* **Activity**
Could you retype the listing beneath, keeping each line exactly as it is?

* **Given records**
★ ★ ★ ★ ★

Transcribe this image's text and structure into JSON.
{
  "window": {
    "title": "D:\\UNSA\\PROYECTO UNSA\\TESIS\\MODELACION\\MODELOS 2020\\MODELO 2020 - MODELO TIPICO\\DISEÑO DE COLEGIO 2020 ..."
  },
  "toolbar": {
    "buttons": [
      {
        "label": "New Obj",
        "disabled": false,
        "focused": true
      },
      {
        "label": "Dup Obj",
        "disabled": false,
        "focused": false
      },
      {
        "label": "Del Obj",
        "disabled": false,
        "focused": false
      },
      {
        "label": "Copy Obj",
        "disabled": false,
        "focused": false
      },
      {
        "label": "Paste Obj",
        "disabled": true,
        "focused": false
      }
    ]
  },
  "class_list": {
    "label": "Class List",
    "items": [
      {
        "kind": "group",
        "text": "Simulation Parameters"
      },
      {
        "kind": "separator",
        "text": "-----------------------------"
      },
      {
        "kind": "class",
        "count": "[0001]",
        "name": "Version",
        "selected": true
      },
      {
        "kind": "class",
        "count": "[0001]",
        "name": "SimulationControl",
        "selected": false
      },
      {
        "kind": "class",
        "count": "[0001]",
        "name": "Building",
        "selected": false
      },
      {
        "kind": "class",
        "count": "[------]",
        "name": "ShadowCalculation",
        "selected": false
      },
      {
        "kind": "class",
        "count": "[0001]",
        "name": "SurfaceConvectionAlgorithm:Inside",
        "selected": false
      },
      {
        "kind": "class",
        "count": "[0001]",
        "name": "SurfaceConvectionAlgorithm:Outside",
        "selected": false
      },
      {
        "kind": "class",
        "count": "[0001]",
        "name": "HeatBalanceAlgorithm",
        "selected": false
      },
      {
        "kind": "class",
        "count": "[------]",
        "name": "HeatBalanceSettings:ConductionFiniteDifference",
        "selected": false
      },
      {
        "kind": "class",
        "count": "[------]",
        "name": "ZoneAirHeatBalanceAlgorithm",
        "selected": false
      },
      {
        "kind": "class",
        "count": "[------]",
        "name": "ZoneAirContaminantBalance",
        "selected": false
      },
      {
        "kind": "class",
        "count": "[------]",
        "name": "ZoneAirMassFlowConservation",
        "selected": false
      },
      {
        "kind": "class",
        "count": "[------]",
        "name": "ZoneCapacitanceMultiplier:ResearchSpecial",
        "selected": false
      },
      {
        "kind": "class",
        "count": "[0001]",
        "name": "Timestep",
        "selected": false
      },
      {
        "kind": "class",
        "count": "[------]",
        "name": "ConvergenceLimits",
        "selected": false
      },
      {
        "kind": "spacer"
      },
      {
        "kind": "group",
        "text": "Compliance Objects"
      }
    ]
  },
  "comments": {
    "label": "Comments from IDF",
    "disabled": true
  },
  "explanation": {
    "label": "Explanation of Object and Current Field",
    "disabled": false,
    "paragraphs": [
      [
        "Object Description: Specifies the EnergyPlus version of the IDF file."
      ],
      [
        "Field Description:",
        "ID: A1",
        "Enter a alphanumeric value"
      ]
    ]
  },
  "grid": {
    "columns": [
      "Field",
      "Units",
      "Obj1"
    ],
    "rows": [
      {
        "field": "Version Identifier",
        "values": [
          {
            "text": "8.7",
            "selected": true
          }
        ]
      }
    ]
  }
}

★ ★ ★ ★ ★

* **Result for this exercise**
Transcribe this image's text and structure into JSON.
{
  "window": {
    "title": "D:\\UNSA\\PROYECTO UNSA\\TESIS\\MODELACION\\MODELOS 2020\\MODELO 2020 - MODELO TIPICO\\DISEÑO DE COLEGIO 2020 ..."
  },
  "toolbar": {
    "buttons": [
      {
        "label": "New Obj",
        "disabled": false,
        "focused": true
      },
      {
        "label": "Dup Obj",
        "disabled": false,
        "focused": false
      },
      {
        "label": "Del Obj",
        "disabled": false,
        "focused": false
      },
      {
        "label": "Copy Obj",
        "disabled": false,
        "focused": false
      },
      {
        "label": "Paste Obj",
        "disabled": true,
        "focused": false
      }
    ]
  },
  "class_list": {
    "label": "Class List",
    "items": [
      {
        "kind": "group",
        "text": "Simulation Parameters"
      },
      {
        "kind": "separator",
        "text": "-----------------------------"
      },
      {
        "kind": "class",
        "count": "[0001]",
        "name": "Version",
        "selected": true
      },
      {
        "kind": "class",
        "count": "[0001]",
        "name": "SimulationControl",
        "selected": false
      },
      {
        "kind": "class",
        "count": "[0001]",
        "name": "Building",
        "selected": false
      },
      {
        "kind": "class",
        "count": "[------]",
        "name": "ShadowCalculation",
        "selected": false
      },
      {
        "kind": "class",
        "count": "[0001]",
        "name": "SurfaceConvectionAlgorithm:Inside",
        "selected": false
      },
      {
        "kind": "class",
        "count": "[0001]",
        "name": "SurfaceConvectionAlgorithm:Outside",
        "selected": false
      },
      {
        "kind": "class",
        "count": "[0001]",
        "name": "HeatBalanceAlgorithm",
        "selected": false
      },
      {
        "kind": "class",
        "count": "[------]",
        "name": "HeatBalanceSettings:ConductionFiniteDifference",
        "selected": false
      },
      {
        "kind": "class",
        "count": "[------]",
        "name": "ZoneAirHeatBalanceAlgorithm",
        "selected": false
      },
      {
        "kind": "class",
        "count": "[------]",
        "name": "ZoneAirContaminantBalance",
        "selected": false
      },
      {
        "kind": "class",
        "count": "[------]",
        "name": "ZoneAirMassFlowConservation",
        "selected": false
      },
      {
        "kind": "class",
        "count": "[------]",
        "name": "ZoneCapacitanceMultiplier:ResearchSpecial",
        "selected": false
      },
      {
        "kind": "class",
        "count": "[0001]",
        "name": "Timestep",
        "selected": false
      },
      {
        "kind": "class",
        "count": "[------]",
        "name": "ConvergenceLimits",
        "selected": false
      },
      {
        "kind": "spacer"
      },
      {
        "kind": "group",
        "text": "Compliance Objects"
      }
    ]
  },
  "comments": {
    "label": "Comments from IDF",
    "disabled": true
  },
  "explanation": {
    "label": "Explanation of Object and Current Field",
    "disabled": false,
    "paragraphs": [
      [
        "Object Description: Specifies the EnergyPlus version of the IDF file."
      ],
      [
        "Field Description:",
        "ID: A1",
        "Enter a alphanumeric value"
      ]
    ]
  },
  "grid": {
    "columns": [
      "Field",
      "Units",
      "Obj1"
    ],
    "rows": [
      {
        "field": "Version Identifier",
        "values": [
          {
            "text": "8.7",
            "selected": true
          }
        ]
      }
    ]
  }
}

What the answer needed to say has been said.